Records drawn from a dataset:
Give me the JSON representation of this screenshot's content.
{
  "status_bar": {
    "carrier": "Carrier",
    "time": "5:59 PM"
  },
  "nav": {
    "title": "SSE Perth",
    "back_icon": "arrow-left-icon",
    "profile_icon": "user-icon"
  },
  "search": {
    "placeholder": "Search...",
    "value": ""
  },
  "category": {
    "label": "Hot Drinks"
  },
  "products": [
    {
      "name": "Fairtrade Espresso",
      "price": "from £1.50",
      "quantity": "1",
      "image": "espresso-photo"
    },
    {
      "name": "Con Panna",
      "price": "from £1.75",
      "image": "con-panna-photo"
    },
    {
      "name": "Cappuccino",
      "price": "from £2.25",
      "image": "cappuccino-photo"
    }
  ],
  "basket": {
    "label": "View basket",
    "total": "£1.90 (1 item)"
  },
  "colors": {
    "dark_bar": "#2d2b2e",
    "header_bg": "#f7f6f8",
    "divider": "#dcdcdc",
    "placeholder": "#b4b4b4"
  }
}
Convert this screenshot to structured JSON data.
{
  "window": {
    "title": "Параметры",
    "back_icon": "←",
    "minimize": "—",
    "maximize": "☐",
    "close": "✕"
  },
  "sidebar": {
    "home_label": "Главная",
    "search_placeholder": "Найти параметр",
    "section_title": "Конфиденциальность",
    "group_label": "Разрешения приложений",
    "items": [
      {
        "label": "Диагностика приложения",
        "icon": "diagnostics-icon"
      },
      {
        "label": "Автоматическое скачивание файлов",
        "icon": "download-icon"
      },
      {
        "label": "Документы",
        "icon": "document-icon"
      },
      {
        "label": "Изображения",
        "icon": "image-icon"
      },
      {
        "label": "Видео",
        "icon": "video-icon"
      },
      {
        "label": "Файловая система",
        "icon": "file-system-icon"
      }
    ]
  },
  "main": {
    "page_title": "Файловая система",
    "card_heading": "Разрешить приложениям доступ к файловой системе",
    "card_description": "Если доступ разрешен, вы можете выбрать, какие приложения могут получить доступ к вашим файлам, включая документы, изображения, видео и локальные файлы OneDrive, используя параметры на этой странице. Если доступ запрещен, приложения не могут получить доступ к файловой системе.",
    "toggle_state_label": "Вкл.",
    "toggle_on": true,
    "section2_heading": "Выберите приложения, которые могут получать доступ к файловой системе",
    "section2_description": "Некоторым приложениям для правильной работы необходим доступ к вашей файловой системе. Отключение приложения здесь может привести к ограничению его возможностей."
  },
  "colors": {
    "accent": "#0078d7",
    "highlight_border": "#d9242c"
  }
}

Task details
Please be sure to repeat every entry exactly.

Solution
Give me the JSON representation of this screenshot's content.
{
  "status_bar": {
    "carrier": "Carrier",
    "time": "5:59 PM"
  },
  "nav": {
    "title": "SSE Perth",
    "back_icon": "arrow-left-icon",
    "profile_icon": "user-icon"
  },
  "search": {
    "placeholder": "Search...",
    "value": ""
  },
  "category": {
    "label": "Hot Drinks"
  },
  "products": [
    {
      "name": "Fairtrade Espresso",
      "price": "from £1.50",
      "quantity": "1",
      "image": "espresso-photo"
    },
    {
      "name": "Con Panna",
      "price": "from £1.75",
      "image": "con-panna-photo"
    },
    {
      "name": "Cappuccino",
      "price": "from £2.25",
      "image": "cappuccino-photo"
    }
  ],
  "basket": {
    "label": "View basket",
    "total": "£1.90 (1 item)"
  },
  "colors": {
    "dark_bar": "#2d2b2e",
    "header_bg": "#f7f6f8",
    "divider": "#dcdcdc",
    "placeholder": "#b4b4b4"
  }
}
Convert this screenshot to structured JSON data.
{
  "window": {
    "title": "Параметры",
    "back_icon": "←",
    "minimize": "—",
    "maximize": "☐",
    "close": "✕"
  },
  "sidebar": {
    "home_label": "Главная",
    "search_placeholder": "Найти параметр",
    "section_title": "Конфиденциальность",
    "group_label": "Разрешения приложений",
    "items": [
      {
        "label": "Диагностика приложения",
        "icon": "diagnostics-icon"
      },
      {
        "label": "Автоматическое скачивание файлов",
        "icon": "download-icon"
      },
      {
        "label": "Документы",
        "icon": "document-icon"
      },
      {
        "label": "Изображения",
        "icon": "image-icon"
      },
      {
        "label": "Видео",
        "icon": "video-icon"
      },
      {
        "label": "Файловая система",
        "icon": "file-system-icon"
      }
    ]
  },
  "main": {
    "page_title": "Файловая система",
    "card_heading": "Разрешить приложениям доступ к файловой системе",
    "card_description": "Если доступ разрешен, вы можете выбрать, какие приложения могут получить доступ к вашим файлам, включая документы, изображения, видео и локальные файлы OneDrive, используя параметры на этой странице. Если доступ запрещен, приложения не могут получить доступ к файловой системе.",
    "toggle_state_label": "Вкл.",
    "toggle_on": true,
    "section2_heading": "Выберите приложения, которые могут получать доступ к файловой системе",
    "section2_description": "Некоторым приложениям для правильной работы необходим доступ к вашей файловой системе. Отключение приложения здесь может привести к ограничению его возможностей."
  },
  "colors": {
    "accent": "#0078d7",
    "highlight_border": "#d9242c"
  }
}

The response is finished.